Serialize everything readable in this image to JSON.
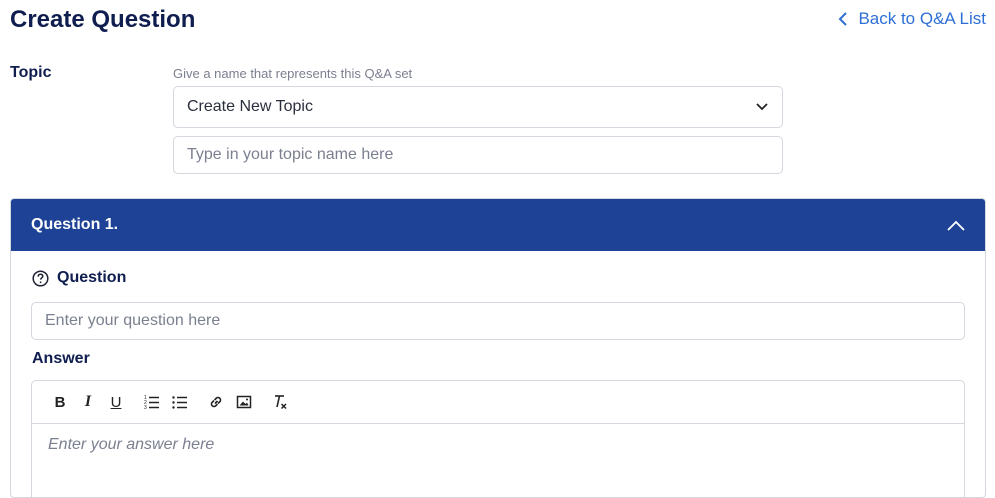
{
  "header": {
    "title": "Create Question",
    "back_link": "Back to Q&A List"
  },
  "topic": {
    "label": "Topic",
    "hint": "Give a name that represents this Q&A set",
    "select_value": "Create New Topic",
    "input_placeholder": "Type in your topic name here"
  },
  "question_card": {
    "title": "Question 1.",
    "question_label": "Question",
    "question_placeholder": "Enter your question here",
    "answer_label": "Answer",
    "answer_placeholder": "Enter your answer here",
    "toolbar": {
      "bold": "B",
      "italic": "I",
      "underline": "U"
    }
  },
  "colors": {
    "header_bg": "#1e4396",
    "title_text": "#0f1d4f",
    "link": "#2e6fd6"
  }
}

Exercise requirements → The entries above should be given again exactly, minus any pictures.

Result of this task →
Serialize everything readable in this image to JSON.
{
  "header": {
    "title": "Create Question",
    "back_link": "Back to Q&A List"
  },
  "topic": {
    "label": "Topic",
    "hint": "Give a name that represents this Q&A set",
    "select_value": "Create New Topic",
    "input_placeholder": "Type in your topic name here"
  },
  "question_card": {
    "title": "Question 1.",
    "question_label": "Question",
    "question_placeholder": "Enter your question here",
    "answer_label": "Answer",
    "answer_placeholder": "Enter your answer here",
    "toolbar": {
      "bold": "B",
      "italic": "I",
      "underline": "U"
    }
  },
  "colors": {
    "header_bg": "#1e4396",
    "title_text": "#0f1d4f",
    "link": "#2e6fd6"
  }
}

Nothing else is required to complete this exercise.